Source: Symbol und Wirtschaft [suw50i]

In his memoirs, Andrejević-Kun recounts that he was commissioned in November 1943 to prepare the coat of arms; he prepared a few designs but he was not satisfied.
In the second meeting regarding the issue, in which Tito also participated, it was agreed that the five torches should be the main element representing the five nations. "It was determined even before that the date 29.XI.1943." should be included as well. However, the plates for the new coat of arms were finished later in Drvar (the General Staff moved from Jajce to Drvar on 6 January 1944), made as woodcut for black and white printing. These prints, with machine-typed indication of colours underneath, were eventually sent around the liberated territory (Varaždinske vijesti, 22 November 1979).
Other sources claim that the coat of arms was adopted in Drvar; they probably refer to the approval of this first print. Yet other sources claim that Kun designed the coat of arms during 1943 and that the date of the Jajce Assembly was added in afterwards, but the author's memoirs seems to clearly indicate that the date was one of the first elements of the design that were established.

Article 5 of the proposed "Law on the name of the state and the state arms" reads (Varaždinske vijesti, 22 November 1979):

The drawing of the state arms of the Democratic Federative Yugoslavia is published with this Law and it should be observed by all state and self-governing authorities.

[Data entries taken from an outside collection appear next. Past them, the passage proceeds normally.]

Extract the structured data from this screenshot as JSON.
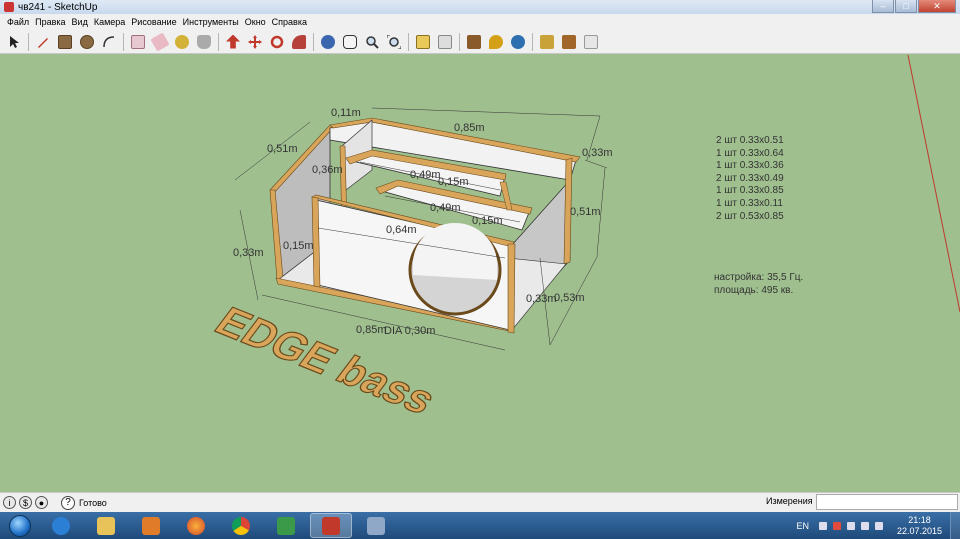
{
  "window": {
    "title": "чв241 - SketchUp",
    "buttons": [
      "–",
      "□",
      "✕"
    ]
  },
  "menu": [
    "Файл",
    "Правка",
    "Вид",
    "Камера",
    "Рисование",
    "Инструменты",
    "Окно",
    "Справка"
  ],
  "toolbar": {
    "tools": [
      "select-tool",
      "line-tool",
      "rectangle-tool",
      "circle-tool",
      "arc-tool",
      "make-component-tool",
      "eraser-tool",
      "tape-measure-tool",
      "paint-bucket-tool",
      "push-pull-tool",
      "move-tool",
      "rotate-tool",
      "follow-me-tool",
      "orbit-tool",
      "pan-tool",
      "zoom-tool",
      "zoom-extents-tool",
      "section-plane-tool",
      "section-display-tool",
      "warehouse-tool",
      "geo-location-tool",
      "photo-texture-tool",
      "components-tool",
      "styles-tool",
      "layers-tool"
    ]
  },
  "model": {
    "dimensions": {
      "top_depth": "0,51m",
      "top_width": "0,85m",
      "small_thickness": "0,11m",
      "right_height_top": "0,33m",
      "inner_depth": "0,36m",
      "shelf1_width": "0,49m",
      "shelf1_gap": "0,15m",
      "shelf2_width": "0,49m",
      "right_depth": "0,51m",
      "shelf2_gap": "0,15m",
      "front_width": "0,64m",
      "left_height": "0,33m",
      "left_gap": "0,15m",
      "right_height": "0,33m",
      "right_span": "0,53m",
      "bottom_width": "0,85m",
      "hole_dia": "DIA 0,30m"
    },
    "logo_text": "EDGE bass"
  },
  "notes": {
    "parts": [
      "2 шт 0.33x0.51",
      "1 шт 0.33x0.64",
      "1 шт 0.33x0.36",
      "2 шт 0.33x0.49",
      "1 шт 0.33x0.85",
      "1 шт 0.33x0.11",
      "2 шт 0.53x0.85"
    ],
    "tuning": "настройка: 35,5 Гц.",
    "area": "площадь: 495 кв."
  },
  "status": {
    "text": "Готово",
    "measure_label": "Измерения",
    "measure_value": ""
  },
  "taskbar": {
    "apps": [
      "internet-explorer",
      "file-explorer",
      "media-player",
      "firefox",
      "chrome",
      "task-manager",
      "sketchup",
      "calculator"
    ],
    "language": "EN",
    "time": "21:18",
    "date": "22.07.2015"
  },
  "colors": {
    "viewport": "#9fbf8f",
    "board_edge": "#d9a55b",
    "panel": "#f2f2f2",
    "shade": "#c8c8c8",
    "axis_red": "#c0392b"
  }
}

When passed, the Law actually established the new coat of arms of Yugoslavia with five torches that would be in use until 1963.

Željko Heimer, 9 November 2013